§ Exercise description: Every entry, from the first line to the last, should be output exactly.

[Dataset rows for apps and sites]
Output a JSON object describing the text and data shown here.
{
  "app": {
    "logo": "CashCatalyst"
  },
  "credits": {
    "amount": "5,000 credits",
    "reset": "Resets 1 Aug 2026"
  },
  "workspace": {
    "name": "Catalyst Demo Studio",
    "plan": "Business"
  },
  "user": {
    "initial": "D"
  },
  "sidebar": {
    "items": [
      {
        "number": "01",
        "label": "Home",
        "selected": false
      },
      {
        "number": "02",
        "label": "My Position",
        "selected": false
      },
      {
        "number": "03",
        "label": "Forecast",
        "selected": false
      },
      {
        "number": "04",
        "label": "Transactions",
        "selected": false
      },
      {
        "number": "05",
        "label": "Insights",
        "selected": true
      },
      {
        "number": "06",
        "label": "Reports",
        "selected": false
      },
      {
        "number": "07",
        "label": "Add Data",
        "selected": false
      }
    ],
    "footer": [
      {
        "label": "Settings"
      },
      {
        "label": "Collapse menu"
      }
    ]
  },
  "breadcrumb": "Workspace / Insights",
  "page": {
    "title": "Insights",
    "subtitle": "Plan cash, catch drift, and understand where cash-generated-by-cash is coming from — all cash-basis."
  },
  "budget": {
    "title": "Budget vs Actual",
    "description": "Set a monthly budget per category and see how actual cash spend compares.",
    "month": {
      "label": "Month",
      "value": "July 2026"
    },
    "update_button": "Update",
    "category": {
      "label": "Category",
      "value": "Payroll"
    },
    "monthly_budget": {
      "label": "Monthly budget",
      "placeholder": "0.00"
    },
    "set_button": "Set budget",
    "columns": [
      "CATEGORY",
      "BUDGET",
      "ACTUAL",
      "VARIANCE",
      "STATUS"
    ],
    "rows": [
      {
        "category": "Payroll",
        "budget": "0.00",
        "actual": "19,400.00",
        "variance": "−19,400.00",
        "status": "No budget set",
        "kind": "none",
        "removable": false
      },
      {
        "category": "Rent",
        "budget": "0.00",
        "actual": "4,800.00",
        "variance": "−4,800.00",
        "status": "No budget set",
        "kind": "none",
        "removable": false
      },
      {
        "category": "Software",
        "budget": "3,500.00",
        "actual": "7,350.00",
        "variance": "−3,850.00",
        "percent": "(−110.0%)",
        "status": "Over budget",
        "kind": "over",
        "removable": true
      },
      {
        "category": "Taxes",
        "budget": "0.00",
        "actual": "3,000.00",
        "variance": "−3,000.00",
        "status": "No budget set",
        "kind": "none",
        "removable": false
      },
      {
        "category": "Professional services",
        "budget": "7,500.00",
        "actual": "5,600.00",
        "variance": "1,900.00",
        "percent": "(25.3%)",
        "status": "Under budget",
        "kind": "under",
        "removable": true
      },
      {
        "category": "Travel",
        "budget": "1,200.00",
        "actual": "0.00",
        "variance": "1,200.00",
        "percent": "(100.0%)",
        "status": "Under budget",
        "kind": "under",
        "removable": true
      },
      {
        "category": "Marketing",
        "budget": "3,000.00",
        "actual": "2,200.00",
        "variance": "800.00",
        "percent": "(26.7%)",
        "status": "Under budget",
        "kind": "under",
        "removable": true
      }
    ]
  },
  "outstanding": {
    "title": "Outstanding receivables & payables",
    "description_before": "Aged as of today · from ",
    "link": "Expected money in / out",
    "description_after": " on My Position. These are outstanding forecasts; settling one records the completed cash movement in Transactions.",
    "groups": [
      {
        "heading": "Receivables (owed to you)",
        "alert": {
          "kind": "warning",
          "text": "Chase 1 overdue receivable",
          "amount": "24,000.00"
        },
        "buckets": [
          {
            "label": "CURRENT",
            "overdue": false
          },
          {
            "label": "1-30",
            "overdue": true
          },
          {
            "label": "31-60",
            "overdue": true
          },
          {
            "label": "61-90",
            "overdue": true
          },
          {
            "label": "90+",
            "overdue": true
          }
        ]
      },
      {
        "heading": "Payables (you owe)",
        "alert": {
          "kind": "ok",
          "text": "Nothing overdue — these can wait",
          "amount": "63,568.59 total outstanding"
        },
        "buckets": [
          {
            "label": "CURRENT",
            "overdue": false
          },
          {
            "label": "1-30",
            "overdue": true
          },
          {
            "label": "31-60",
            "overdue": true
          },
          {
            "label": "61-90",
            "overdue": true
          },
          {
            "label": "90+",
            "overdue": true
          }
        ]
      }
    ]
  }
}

§ Exercise output:
Output a JSON object describing the text and data shown here.
{
  "app": {
    "logo": "CashCatalyst"
  },
  "credits": {
    "amount": "5,000 credits",
    "reset": "Resets 1 Aug 2026"
  },
  "workspace": {
    "name": "Catalyst Demo Studio",
    "plan": "Business"
  },
  "user": {
    "initial": "D"
  },
  "sidebar": {
    "items": [
      {
        "number": "01",
        "label": "Home",
        "selected": false
      },
      {
        "number": "02",
        "label": "My Position",
        "selected": false
      },
      {
        "number": "03",
        "label": "Forecast",
        "selected": false
      },
      {
        "number": "04",
        "label": "Transactions",
        "selected": false
      },
      {
        "number": "05",
        "label": "Insights",
        "selected": true
      },
      {
        "number": "06",
        "label": "Reports",
        "selected": false
      },
      {
        "number": "07",
        "label": "Add Data",
        "selected": false
      }
    ],
    "footer": [
      {
        "label": "Settings"
      },
      {
        "label": "Collapse menu"
      }
    ]
  },
  "breadcrumb": "Workspace / Insights",
  "page": {
    "title": "Insights",
    "subtitle": "Plan cash, catch drift, and understand where cash-generated-by-cash is coming from — all cash-basis."
  },
  "budget": {
    "title": "Budget vs Actual",
    "description": "Set a monthly budget per category and see how actual cash spend compares.",
    "month": {
      "label": "Month",
      "value": "July 2026"
    },
    "update_button": "Update",
    "category": {
      "label": "Category",
      "value": "Payroll"
    },
    "monthly_budget": {
      "label": "Monthly budget",
      "placeholder": "0.00"
    },
    "set_button": "Set budget",
    "columns": [
      "CATEGORY",
      "BUDGET",
      "ACTUAL",
      "VARIANCE",
      "STATUS"
    ],
    "rows": [
      {
        "category": "Payroll",
        "budget": "0.00",
        "actual": "19,400.00",
        "variance": "−19,400.00",
        "status": "No budget set",
        "kind": "none",
        "removable": false
      },
      {
        "category": "Rent",
        "budget": "0.00",
        "actual": "4,800.00",
        "variance": "−4,800.00",
        "status": "No budget set",
        "kind": "none",
        "removable": false
      },
      {
        "category": "Software",
        "budget": "3,500.00",
        "actual": "7,350.00",
        "variance": "−3,850.00",
        "percent": "(−110.0%)",
        "status": "Over budget",
        "kind": "over",
        "removable": true
      },
      {
        "category": "Taxes",
        "budget": "0.00",
        "actual": "3,000.00",
        "variance": "−3,000.00",
        "status": "No budget set",
        "kind": "none",
        "removable": false
      },
      {
        "category": "Professional services",
        "budget": "7,500.00",
        "actual": "5,600.00",
        "variance": "1,900.00",
        "percent": "(25.3%)",
        "status": "Under budget",
        "kind": "under",
        "removable": true
      },
      {
        "category": "Travel",
        "budget": "1,200.00",
        "actual": "0.00",
        "variance": "1,200.00",
        "percent": "(100.0%)",
        "status": "Under budget",
        "kind": "under",
        "removable": true
      },
      {
        "category": "Marketing",
        "budget": "3,000.00",
        "actual": "2,200.00",
        "variance": "800.00",
        "percent": "(26.7%)",
        "status": "Under budget",
        "kind": "under",
        "removable": true
      }
    ]
  },
  "outstanding": {
    "title": "Outstanding receivables & payables",
    "description_before": "Aged as of today · from ",
    "link": "Expected money in / out",
    "description_after": " on My Position. These are outstanding forecasts; settling one records the completed cash movement in Transactions.",
    "groups": [
      {
        "heading": "Receivables (owed to you)",
        "alert": {
          "kind": "warning",
          "text": "Chase 1 overdue receivable",
          "amount": "24,000.00"
        },
        "buckets": [
          {
            "label": "CURRENT",
            "overdue": false
          },
          {
            "label": "1-30",
            "overdue": true
          },
          {
            "label": "31-60",
            "overdue": true
          },
          {
            "label": "61-90",
            "overdue": true
          },
          {
            "label": "90+",
            "overdue": true
          }
        ]
      },
      {
        "heading": "Payables (you owe)",
        "alert": {
          "kind": "ok",
          "text": "Nothing overdue — these can wait",
          "amount": "63,568.59 total outstanding"
        },
        "buckets": [
          {
            "label": "CURRENT",
            "overdue": false
          },
          {
            "label": "1-30",
            "overdue": true
          },
          {
            "label": "31-60",
            "overdue": true
          },
          {
            "label": "61-90",
            "overdue": true
          },
          {
            "label": "90+",
            "overdue": true
          }
        ]
      }
    ]
  }
}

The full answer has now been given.